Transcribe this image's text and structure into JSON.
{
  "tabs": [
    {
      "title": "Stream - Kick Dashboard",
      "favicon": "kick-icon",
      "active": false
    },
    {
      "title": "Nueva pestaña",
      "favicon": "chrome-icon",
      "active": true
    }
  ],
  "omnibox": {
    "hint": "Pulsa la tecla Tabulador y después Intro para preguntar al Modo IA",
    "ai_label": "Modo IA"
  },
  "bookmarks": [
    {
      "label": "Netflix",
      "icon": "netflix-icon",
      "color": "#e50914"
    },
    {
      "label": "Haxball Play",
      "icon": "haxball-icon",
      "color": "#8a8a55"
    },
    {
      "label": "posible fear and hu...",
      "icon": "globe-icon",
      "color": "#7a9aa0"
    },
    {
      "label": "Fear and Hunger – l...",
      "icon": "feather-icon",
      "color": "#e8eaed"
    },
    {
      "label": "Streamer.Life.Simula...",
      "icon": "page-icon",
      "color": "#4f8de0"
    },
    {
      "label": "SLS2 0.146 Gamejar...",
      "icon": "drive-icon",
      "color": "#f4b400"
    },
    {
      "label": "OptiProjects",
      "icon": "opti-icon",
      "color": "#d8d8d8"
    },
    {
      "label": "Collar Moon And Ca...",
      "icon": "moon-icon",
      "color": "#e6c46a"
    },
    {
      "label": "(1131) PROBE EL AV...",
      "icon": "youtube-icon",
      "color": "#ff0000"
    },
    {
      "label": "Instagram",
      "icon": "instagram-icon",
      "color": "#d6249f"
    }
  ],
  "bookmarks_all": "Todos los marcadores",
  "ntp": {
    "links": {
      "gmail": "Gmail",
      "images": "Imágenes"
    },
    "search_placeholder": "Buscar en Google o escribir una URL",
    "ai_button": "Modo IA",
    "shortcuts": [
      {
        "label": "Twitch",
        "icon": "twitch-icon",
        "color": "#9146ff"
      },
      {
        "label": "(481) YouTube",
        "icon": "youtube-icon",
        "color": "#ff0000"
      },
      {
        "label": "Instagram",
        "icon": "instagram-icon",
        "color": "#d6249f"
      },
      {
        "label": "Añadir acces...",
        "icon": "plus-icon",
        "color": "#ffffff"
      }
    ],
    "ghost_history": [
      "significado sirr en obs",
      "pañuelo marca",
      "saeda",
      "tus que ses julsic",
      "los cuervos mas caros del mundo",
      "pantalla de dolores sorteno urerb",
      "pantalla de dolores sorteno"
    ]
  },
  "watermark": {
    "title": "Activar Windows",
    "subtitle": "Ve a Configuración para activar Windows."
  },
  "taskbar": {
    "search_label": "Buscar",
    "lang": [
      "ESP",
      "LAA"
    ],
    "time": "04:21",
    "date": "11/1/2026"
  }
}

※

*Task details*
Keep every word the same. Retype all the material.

*Written solution*
Transcribe this image's text and structure into JSON.
{
  "tabs": [
    {
      "title": "Stream - Kick Dashboard",
      "favicon": "kick-icon",
      "active": false
    },
    {
      "title": "Nueva pestaña",
      "favicon": "chrome-icon",
      "active": true
    }
  ],
  "omnibox": {
    "hint": "Pulsa la tecla Tabulador y después Intro para preguntar al Modo IA",
    "ai_label": "Modo IA"
  },
  "bookmarks": [
    {
      "label": "Netflix",
      "icon": "netflix-icon",
      "color": "#e50914"
    },
    {
      "label": "Haxball Play",
      "icon": "haxball-icon",
      "color": "#8a8a55"
    },
    {
      "label": "posible fear and hu...",
      "icon": "globe-icon",
      "color": "#7a9aa0"
    },
    {
      "label": "Fear and Hunger – l...",
      "icon": "feather-icon",
      "color": "#e8eaed"
    },
    {
      "label": "Streamer.Life.Simula...",
      "icon": "page-icon",
      "color": "#4f8de0"
    },
    {
      "label": "SLS2 0.146 Gamejar...",
      "icon": "drive-icon",
      "color": "#f4b400"
    },
    {
      "label": "OptiProjects",
      "icon": "opti-icon",
      "color": "#d8d8d8"
    },
    {
      "label": "Collar Moon And Ca...",
      "icon": "moon-icon",
      "color": "#e6c46a"
    },
    {
      "label": "(1131) PROBE EL AV...",
      "icon": "youtube-icon",
      "color": "#ff0000"
    },
    {
      "label": "Instagram",
      "icon": "instagram-icon",
      "color": "#d6249f"
    }
  ],
  "bookmarks_all": "Todos los marcadores",
  "ntp": {
    "links": {
      "gmail": "Gmail",
      "images": "Imágenes"
    },
    "search_placeholder": "Buscar en Google o escribir una URL",
    "ai_button": "Modo IA",
    "shortcuts": [
      {
        "label": "Twitch",
        "icon": "twitch-icon",
        "color": "#9146ff"
      },
      {
        "label": "(481) YouTube",
        "icon": "youtube-icon",
        "color": "#ff0000"
      },
      {
        "label": "Instagram",
        "icon": "instagram-icon",
        "color": "#d6249f"
      },
      {
        "label": "Añadir acces...",
        "icon": "plus-icon",
        "color": "#ffffff"
      }
    ],
    "ghost_history": [
      "significado sirr en obs",
      "pañuelo marca",
      "saeda",
      "tus que ses julsic",
      "los cuervos mas caros del mundo",
      "pantalla de dolores sorteno urerb",
      "pantalla de dolores sorteno"
    ]
  },
  "watermark": {
    "title": "Activar Windows",
    "subtitle": "Ve a Configuración para activar Windows."
  },
  "taskbar": {
    "search_label": "Buscar",
    "lang": [
      "ESP",
      "LAA"
    ],
    "time": "04:21",
    "date": "11/1/2026"
  }
}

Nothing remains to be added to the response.